You can either upgrade your firmware to the new GA release (see above) that fixes the vulnerability,  or you can apply the security definition (secdef). Both are equally safe.
 
 
Is upgrading the firmware / applying the secdef enough?
 
Based on your risk analysis, you may have to do one or more of the following:
 
Data Path (for services with SSL)
  • Revoke current certificates and discard their private keys. Generate a new certificate and apply it to the service(s)
  • If the service has any form of authentication on the WAF/ADC or even justpasses  authentication data through to the backend, then consider a forced renewal of all passwords
  • Alert the users of your applications to not ignore revoked or mismatched certificate warnings from their browsers
Management Path (if using HTTPS)
  • Generate a new certificate for the management  web  interface and apply it
  • Change the admin passwords
  • For WAF - change the Role Based Access (RBA) credentials for all admins
 
 
Are you saying that I will have to replace all my certificates?
 
Yes, all your signed or unsigned certificates for every SSL service should be replaced, including the certificate for the management web interface.  If you were attacked then the private keys would definitely be sought after, since they are kept in memory for cryptographical operations and can be easily identified.
 
 
Should I change the real backend server's key and certificate as well?
 
No, unless it is the same private key which is imported into the WAF. WAF is a reverse proxy, so the exploit can only glean from WAF's process memory, not the backend server’s. However, if the backend servers use a vulnerable version of OpenSSL and are accessible to the internal network, it is recommended to update OpenSSL and change the keys on them as well to reduce insider threat.
 
 
Can I generate CSR again on the box? Will it be safe?
 
Not until you upgrade the firmware or apply the secdef.
 
 
How can I know if I was attacked?
 
Unfortunately, the attacks do not leave a trace in any of the logs. Data is stolen from the system memory and exfiltrated via the TLS heartbeats which are a part of the protocol.
  
 
What is the window of the vulnerability for me?
 
This depends on when you upgraded to the vulnerable firmware versions.
 
For the Barracuda Web Application Firewall, the 7.8 EA firmware containing the vulnerable OpenSSL versions became available in May 2013.

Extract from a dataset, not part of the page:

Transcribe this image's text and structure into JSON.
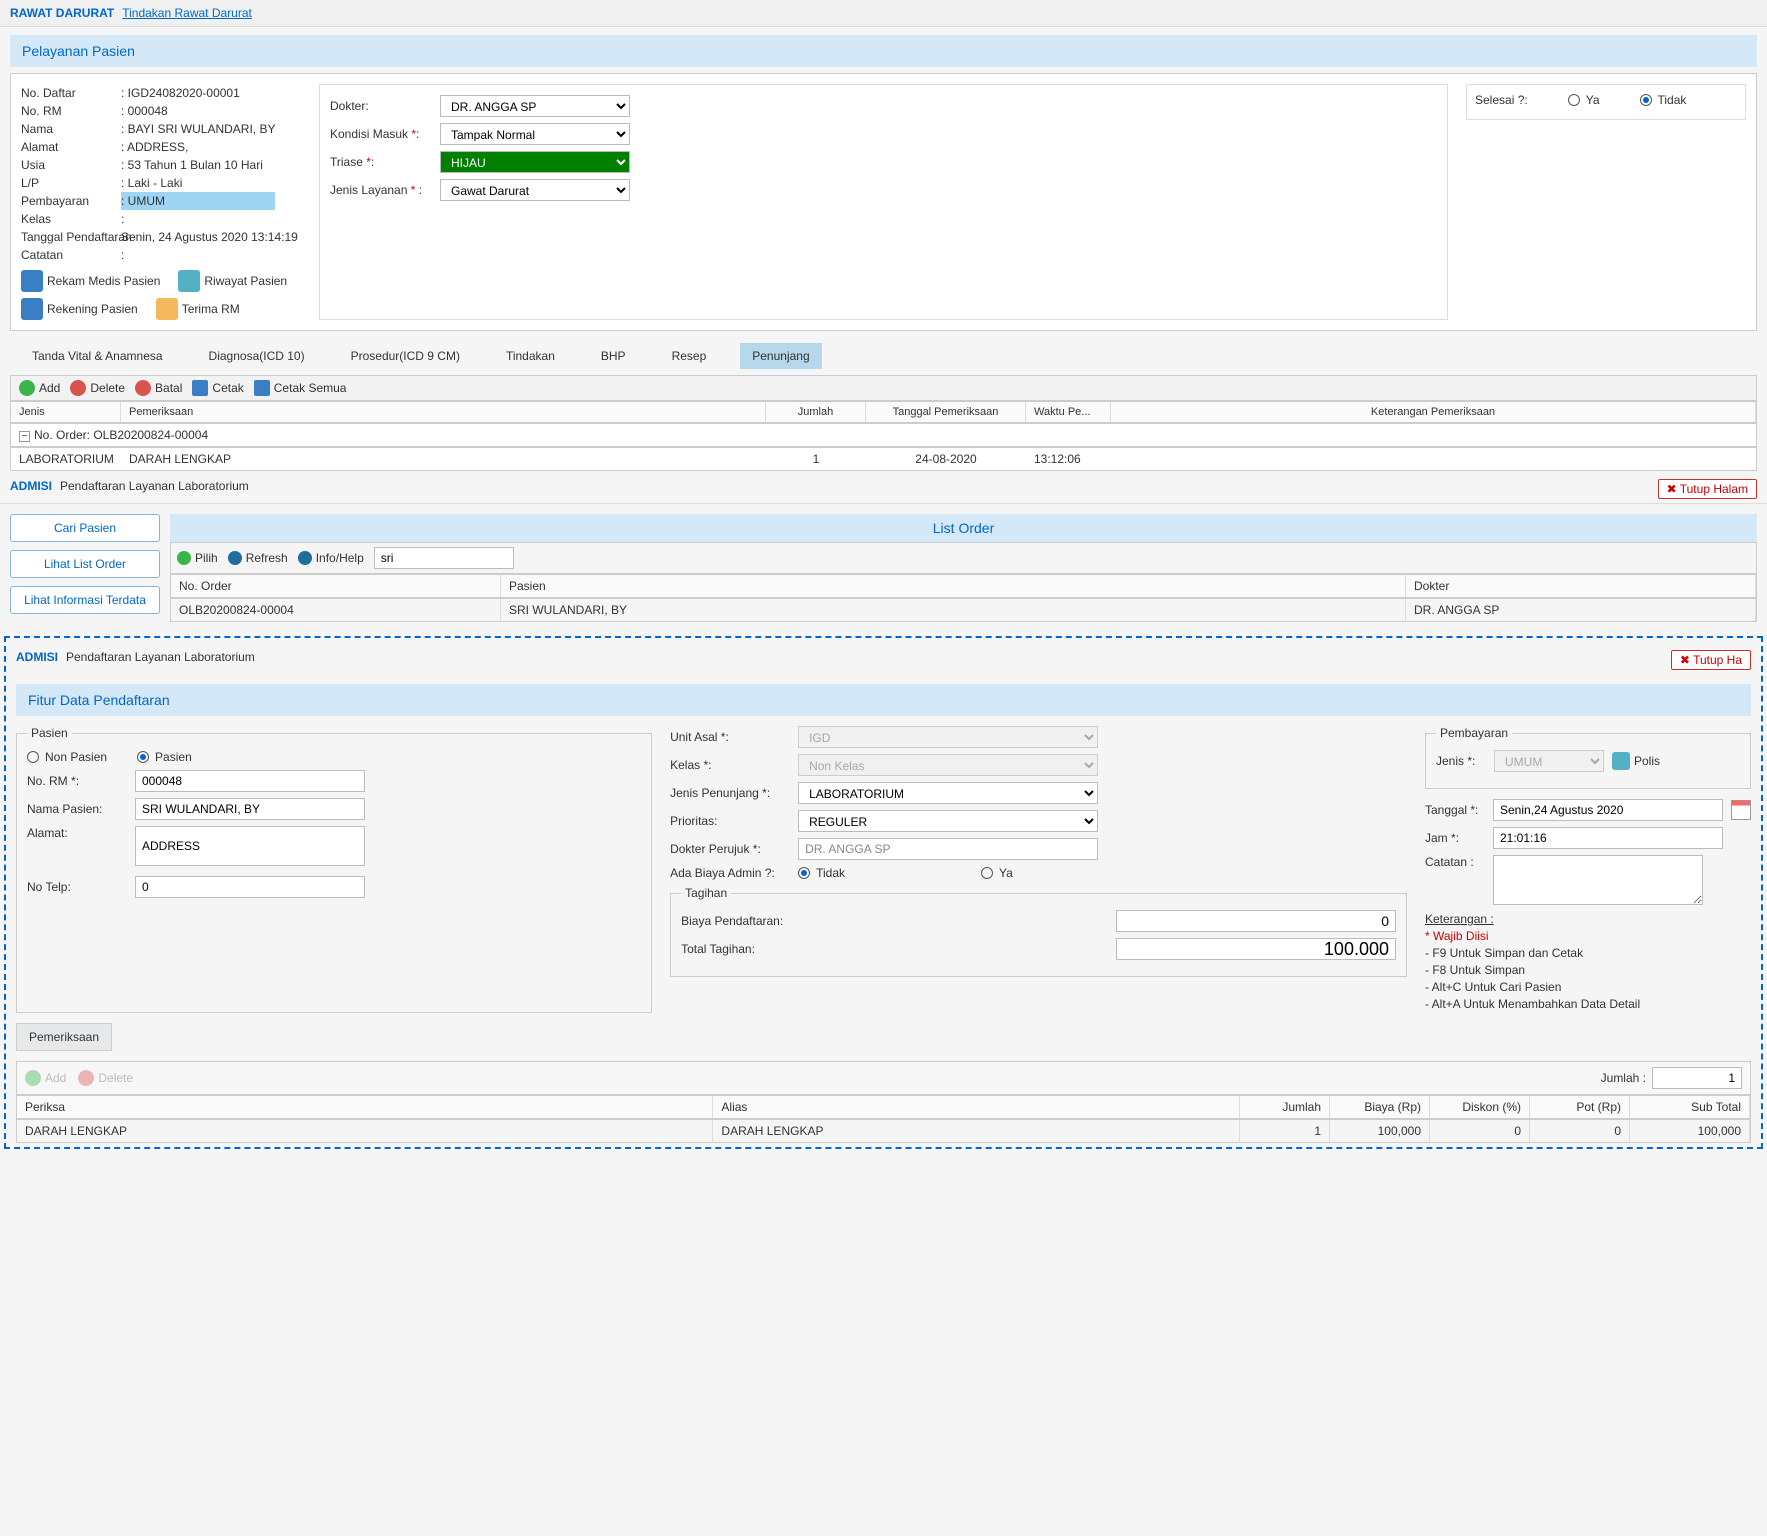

For the Barracuda Load Balancer, the 4.2 EA firmware containing the vulnerable OpenSSL versions became available in September  2012.

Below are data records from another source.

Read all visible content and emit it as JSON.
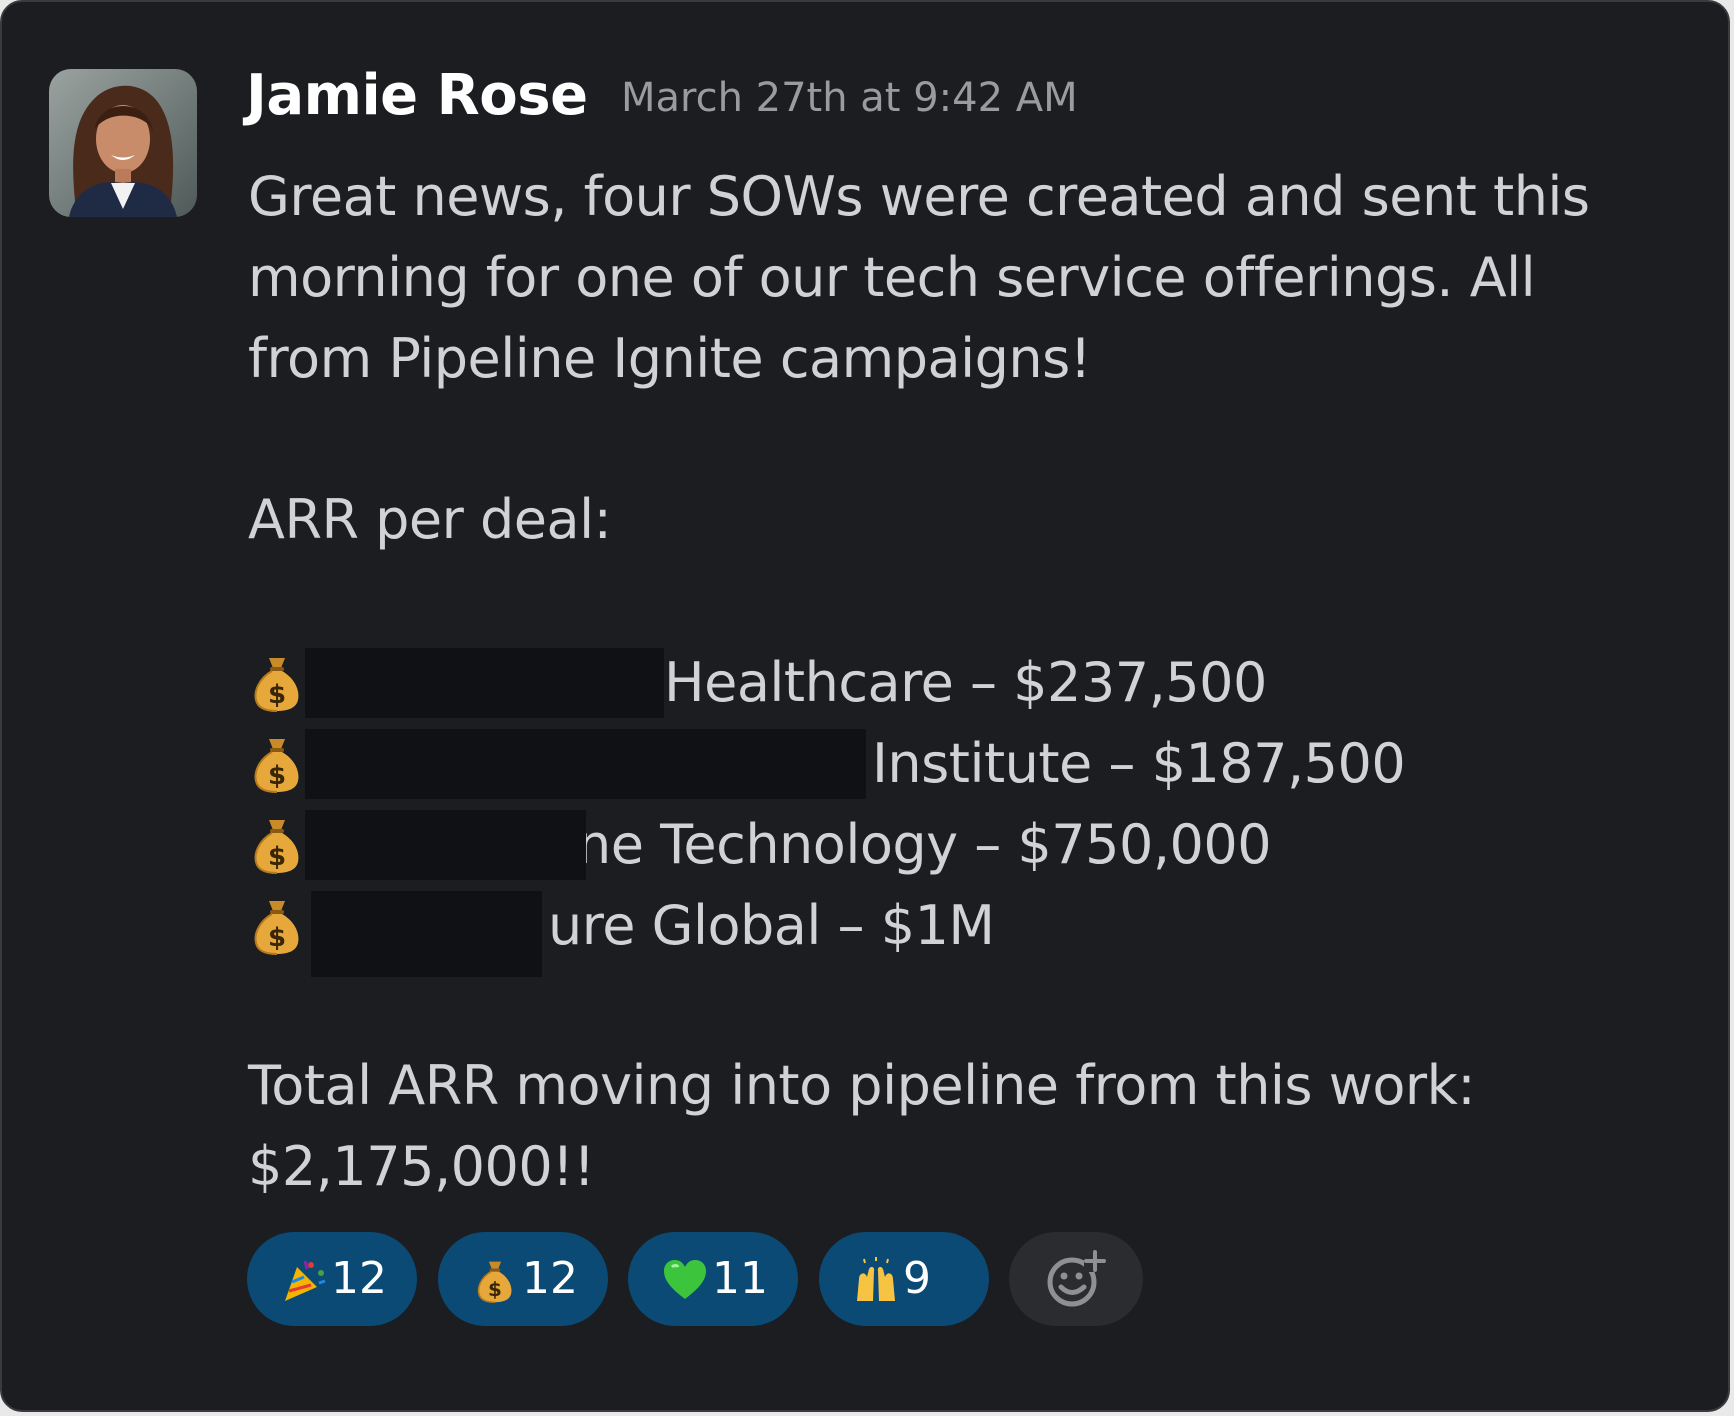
{
  "message": {
    "author": "Jamie Rose",
    "timestamp": "March 27th at 9:42 AM",
    "lines": [
      "Great news, four SOWs were created and sent this",
      "morning for one of our tech service offerings. All",
      "from Pipeline Ignite campaigns!",
      "ARR per deal:"
    ],
    "deals": [
      {
        "icon": "money-bag-icon",
        "text": "Healthcare – $237,500"
      },
      {
        "icon": "money-bag-icon",
        "text": "Institute – $187,500"
      },
      {
        "icon": "money-bag-icon",
        "text": "ne Technology  – $750,000"
      },
      {
        "icon": "money-bag-icon",
        "text": "ure Global – $1M"
      }
    ],
    "total_line_1": "Total ARR moving into pipeline from this work:",
    "total_line_2": "$2,175,000!!"
  },
  "reactions": [
    {
      "icon": "party-popper-icon",
      "count": "12"
    },
    {
      "icon": "money-bag-icon",
      "count": "12"
    },
    {
      "icon": "green-heart-icon",
      "count": "11"
    },
    {
      "icon": "raised-hands-icon",
      "count": "9"
    }
  ],
  "colors": {
    "background": "#1b1d21",
    "reaction_pill": "#0b4a75",
    "text": "#d1d2d3",
    "timestamp": "#9a9b9e"
  }
}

The Barracuda Load Balancer ADC has used the vulnerable OpenSSL versions from inception.
 
 
How much data could have been stolen?
 
In one TLS heartbeat message, the maximum data theft could be up to 64 K. However, there is nothing to prevent the attacker from getting multiple chunks of 64K data in successive TLS heartbeats,  until   enough damaging information has been gathered.
 
 
Would I be safe if I had completely disabled TLS and was using only SSLv3?
 
No. The heartbeat code is shared by SSLv3 and TLS, hence the same vulnerability is exposed even with SSLv3.
 
 
What if I was not offloading SSL for any of the services?
 
Only your management path would be affected.
 
 
I use the virtual models of these products. What do I need to do?
 
The same steps as mentioned above.
 
 
Would PFS have saved me?
 
Perfect Forward Secrecy (PFS) would still leak data at the time of attack along with the ephemeral keys. However, once patched, the stolen keys cannot be used in future due to the nature of PFS. So the urgency to change the certificate would be reduced. However, the application’s user credentials and other data would still be at risk. 
 
PFS was not available in prior releases but is now available in firmware version 7.8.1.016 of the Barracuda Web Application Firewall. 
 
 
Do I need to clean my devices or servers?
 
This is not needed. The attack comes in from the network and exfiltrates data from the RAM, leaving no trace on the file system of the victims. 
 

I was using FIPS module / authentication / client certificates / 2 factor authentication for my applications, am I still affected?
 
Yes. Moreover, all the authentication data is at risk for SSL enabled services.